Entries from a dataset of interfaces
====

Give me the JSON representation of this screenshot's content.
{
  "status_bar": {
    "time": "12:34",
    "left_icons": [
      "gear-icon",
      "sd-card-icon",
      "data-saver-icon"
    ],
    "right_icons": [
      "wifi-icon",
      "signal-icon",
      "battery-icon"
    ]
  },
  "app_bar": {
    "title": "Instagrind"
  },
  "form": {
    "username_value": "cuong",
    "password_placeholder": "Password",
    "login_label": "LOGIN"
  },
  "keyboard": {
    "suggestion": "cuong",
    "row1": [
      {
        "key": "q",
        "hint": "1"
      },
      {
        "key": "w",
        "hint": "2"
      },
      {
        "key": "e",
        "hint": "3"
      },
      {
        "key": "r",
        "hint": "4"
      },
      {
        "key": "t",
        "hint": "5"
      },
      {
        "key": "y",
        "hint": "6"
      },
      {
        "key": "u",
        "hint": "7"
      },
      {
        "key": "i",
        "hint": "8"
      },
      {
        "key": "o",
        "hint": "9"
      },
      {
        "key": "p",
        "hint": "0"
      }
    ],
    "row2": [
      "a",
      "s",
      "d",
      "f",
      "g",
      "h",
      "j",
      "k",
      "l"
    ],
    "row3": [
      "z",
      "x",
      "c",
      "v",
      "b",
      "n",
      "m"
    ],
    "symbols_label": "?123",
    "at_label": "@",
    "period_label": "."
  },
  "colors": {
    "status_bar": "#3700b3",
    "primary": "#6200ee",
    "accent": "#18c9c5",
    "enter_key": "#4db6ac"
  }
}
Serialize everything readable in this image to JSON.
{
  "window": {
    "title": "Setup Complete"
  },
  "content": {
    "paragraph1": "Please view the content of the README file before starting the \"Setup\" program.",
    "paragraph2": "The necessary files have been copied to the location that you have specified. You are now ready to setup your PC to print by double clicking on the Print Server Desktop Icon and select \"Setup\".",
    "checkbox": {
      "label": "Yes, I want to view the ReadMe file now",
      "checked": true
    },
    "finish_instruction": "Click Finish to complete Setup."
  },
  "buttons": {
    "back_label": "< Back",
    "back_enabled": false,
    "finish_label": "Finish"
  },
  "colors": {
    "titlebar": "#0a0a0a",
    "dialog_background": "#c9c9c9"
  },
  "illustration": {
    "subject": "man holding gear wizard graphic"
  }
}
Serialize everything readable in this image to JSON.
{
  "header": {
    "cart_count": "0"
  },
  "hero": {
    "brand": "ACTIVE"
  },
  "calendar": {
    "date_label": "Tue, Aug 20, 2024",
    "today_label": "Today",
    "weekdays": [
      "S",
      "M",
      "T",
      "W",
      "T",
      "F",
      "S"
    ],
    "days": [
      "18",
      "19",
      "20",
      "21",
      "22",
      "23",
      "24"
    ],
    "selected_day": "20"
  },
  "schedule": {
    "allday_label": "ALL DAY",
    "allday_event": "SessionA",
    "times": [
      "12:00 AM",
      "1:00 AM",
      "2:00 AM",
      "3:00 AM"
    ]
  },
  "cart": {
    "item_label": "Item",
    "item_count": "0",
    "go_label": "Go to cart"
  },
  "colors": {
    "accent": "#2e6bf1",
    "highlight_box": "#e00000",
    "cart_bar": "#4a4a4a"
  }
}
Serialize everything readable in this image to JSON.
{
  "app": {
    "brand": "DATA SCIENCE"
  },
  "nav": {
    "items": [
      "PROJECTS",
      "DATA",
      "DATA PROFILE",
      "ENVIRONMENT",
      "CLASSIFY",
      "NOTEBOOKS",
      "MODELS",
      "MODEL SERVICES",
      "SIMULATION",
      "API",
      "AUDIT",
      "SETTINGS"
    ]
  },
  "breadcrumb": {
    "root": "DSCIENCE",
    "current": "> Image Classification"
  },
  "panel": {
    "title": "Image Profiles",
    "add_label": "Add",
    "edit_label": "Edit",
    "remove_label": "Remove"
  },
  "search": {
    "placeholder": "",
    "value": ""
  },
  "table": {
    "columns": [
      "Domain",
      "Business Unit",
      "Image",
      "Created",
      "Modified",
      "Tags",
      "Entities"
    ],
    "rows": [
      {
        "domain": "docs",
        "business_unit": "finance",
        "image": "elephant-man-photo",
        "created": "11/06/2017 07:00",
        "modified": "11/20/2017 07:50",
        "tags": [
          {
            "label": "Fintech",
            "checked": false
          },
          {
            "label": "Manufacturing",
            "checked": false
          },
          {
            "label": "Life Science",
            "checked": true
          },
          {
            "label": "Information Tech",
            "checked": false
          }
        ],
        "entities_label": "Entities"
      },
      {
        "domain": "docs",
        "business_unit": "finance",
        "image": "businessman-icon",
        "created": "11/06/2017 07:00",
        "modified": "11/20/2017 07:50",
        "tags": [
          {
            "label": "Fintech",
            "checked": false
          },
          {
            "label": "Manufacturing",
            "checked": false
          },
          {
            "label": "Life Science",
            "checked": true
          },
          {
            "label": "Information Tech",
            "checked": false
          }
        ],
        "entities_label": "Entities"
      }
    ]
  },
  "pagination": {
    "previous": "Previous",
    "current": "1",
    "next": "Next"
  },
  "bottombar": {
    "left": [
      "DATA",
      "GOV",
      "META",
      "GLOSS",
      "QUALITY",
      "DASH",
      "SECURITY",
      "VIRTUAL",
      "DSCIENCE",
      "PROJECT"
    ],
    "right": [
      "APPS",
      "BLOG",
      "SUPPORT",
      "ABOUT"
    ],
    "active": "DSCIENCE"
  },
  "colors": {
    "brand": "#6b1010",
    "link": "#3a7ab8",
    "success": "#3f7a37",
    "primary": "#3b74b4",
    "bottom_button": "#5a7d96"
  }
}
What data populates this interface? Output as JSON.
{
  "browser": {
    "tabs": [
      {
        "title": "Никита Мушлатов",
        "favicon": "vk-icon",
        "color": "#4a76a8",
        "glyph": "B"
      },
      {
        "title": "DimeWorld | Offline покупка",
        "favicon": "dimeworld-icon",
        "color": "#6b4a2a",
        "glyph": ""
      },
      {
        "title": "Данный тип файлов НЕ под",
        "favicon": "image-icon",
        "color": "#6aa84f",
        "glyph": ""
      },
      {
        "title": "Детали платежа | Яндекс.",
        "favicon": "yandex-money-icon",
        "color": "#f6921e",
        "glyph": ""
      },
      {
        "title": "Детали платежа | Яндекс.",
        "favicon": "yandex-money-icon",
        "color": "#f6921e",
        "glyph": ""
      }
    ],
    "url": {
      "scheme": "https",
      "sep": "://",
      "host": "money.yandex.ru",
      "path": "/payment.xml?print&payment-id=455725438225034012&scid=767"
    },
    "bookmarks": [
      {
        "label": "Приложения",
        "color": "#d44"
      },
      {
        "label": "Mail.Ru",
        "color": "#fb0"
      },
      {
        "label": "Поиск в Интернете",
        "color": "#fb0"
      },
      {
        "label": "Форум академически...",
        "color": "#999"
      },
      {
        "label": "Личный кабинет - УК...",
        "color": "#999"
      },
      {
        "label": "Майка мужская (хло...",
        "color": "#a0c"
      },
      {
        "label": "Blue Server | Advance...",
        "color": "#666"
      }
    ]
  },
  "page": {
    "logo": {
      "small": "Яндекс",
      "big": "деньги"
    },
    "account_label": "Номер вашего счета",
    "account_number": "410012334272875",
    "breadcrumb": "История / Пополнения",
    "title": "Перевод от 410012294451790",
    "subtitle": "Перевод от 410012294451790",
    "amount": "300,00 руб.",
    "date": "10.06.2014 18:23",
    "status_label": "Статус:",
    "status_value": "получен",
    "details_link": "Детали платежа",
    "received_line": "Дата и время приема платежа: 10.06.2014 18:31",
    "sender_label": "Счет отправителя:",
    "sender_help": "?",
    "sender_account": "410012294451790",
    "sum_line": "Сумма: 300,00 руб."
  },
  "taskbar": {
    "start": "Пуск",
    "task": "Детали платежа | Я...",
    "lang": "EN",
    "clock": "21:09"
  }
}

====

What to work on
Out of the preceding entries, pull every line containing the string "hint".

Exercise answer
        "hint": "1"
        "hint": "2"
        "hint": "3"
        "hint": "4"
        "hint": "5"
        "hint": "6"
        "hint": "7"
        "hint": "8"
        "hint": "9"
        "hint": "0"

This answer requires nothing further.